__EXERCISE DIRECTIONS__. What you produce should match the records exactly, line for line.
### DATASET ENTRIES
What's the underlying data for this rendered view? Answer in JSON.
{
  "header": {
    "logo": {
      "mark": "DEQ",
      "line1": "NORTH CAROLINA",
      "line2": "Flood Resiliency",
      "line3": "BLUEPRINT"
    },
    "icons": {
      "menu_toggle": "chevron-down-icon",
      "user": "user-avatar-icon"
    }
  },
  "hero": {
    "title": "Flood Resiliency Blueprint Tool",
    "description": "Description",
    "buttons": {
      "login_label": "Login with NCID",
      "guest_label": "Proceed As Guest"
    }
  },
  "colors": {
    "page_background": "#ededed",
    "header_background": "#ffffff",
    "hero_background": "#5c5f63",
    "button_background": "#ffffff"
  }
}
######
__ANSWER SECTION__.
What's the underlying data for this rendered view? Answer in JSON.
{
  "header": {
    "logo": {
      "mark": "DEQ",
      "line1": "NORTH CAROLINA",
      "line2": "Flood Resiliency",
      "line3": "BLUEPRINT"
    },
    "icons": {
      "menu_toggle": "chevron-down-icon",
      "user": "user-avatar-icon"
    }
  },
  "hero": {
    "title": "Flood Resiliency Blueprint Tool",
    "description": "Description",
    "buttons": {
      "login_label": "Login with NCID",
      "guest_label": "Proceed As Guest"
    }
  },
  "colors": {
    "page_background": "#ededed",
    "header_background": "#ffffff",
    "hero_background": "#5c5f63",
    "button_background": "#ffffff"
  }
}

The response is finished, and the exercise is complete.